- _Exercise data_:
▼▼▼

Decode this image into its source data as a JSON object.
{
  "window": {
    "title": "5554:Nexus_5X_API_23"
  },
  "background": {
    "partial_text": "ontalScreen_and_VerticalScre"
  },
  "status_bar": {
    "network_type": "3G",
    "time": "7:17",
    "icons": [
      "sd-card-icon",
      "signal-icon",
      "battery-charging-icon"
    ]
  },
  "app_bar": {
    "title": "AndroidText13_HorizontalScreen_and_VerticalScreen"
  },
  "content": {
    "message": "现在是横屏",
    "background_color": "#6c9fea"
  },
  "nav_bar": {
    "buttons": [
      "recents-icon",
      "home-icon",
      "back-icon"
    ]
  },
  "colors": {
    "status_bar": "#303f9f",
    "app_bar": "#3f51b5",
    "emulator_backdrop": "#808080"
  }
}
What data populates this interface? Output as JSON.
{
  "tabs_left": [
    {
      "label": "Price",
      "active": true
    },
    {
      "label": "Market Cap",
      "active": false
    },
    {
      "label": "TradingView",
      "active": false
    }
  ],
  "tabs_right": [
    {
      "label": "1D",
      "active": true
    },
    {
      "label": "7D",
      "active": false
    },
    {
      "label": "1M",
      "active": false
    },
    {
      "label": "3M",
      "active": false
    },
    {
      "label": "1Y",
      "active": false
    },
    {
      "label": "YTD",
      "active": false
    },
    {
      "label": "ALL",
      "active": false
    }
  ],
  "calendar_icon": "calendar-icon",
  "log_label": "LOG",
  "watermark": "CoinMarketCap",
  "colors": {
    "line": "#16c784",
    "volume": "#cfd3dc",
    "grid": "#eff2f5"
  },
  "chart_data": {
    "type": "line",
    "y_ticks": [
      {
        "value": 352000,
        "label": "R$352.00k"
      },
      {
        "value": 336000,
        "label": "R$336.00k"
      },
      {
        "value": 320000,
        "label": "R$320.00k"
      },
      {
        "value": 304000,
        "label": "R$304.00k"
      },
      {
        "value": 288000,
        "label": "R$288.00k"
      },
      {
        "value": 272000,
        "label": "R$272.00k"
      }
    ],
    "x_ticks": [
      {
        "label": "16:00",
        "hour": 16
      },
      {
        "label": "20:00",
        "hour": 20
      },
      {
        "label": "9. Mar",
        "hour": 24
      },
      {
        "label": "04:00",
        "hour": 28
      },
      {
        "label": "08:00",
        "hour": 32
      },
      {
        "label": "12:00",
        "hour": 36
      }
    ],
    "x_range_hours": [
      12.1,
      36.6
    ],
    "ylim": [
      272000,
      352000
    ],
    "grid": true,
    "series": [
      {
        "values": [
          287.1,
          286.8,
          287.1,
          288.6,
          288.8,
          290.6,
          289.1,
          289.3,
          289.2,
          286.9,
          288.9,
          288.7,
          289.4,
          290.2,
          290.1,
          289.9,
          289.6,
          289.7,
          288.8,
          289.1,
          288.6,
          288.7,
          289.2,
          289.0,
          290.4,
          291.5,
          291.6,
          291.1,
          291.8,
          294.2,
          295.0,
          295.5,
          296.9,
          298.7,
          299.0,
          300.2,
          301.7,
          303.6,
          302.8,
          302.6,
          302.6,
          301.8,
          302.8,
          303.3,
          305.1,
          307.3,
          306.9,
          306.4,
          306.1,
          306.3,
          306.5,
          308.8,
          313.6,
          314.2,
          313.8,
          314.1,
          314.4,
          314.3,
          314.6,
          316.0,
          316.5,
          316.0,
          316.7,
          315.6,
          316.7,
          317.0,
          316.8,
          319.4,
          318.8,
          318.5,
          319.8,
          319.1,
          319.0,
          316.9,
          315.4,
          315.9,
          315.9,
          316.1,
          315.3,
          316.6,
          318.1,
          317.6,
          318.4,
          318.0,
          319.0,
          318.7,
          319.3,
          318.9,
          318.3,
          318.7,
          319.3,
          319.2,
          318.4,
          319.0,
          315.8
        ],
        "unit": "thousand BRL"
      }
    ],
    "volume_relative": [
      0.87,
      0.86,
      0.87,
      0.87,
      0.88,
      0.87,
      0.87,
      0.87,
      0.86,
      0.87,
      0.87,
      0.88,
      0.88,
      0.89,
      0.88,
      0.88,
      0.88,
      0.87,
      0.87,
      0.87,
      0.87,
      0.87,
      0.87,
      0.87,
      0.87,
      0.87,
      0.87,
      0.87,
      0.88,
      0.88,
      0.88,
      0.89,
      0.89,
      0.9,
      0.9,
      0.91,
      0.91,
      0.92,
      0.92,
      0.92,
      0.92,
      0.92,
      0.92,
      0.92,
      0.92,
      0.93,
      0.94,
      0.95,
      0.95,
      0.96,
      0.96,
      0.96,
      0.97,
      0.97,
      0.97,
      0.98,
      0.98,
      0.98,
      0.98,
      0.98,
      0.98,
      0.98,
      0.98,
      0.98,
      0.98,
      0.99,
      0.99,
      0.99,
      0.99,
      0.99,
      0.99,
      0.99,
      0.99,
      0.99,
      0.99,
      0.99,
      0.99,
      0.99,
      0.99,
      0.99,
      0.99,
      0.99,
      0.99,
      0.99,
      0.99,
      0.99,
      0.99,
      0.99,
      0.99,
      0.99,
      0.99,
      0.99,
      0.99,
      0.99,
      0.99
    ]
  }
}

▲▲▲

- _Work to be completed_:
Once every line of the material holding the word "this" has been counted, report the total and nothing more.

- _Task output_:
2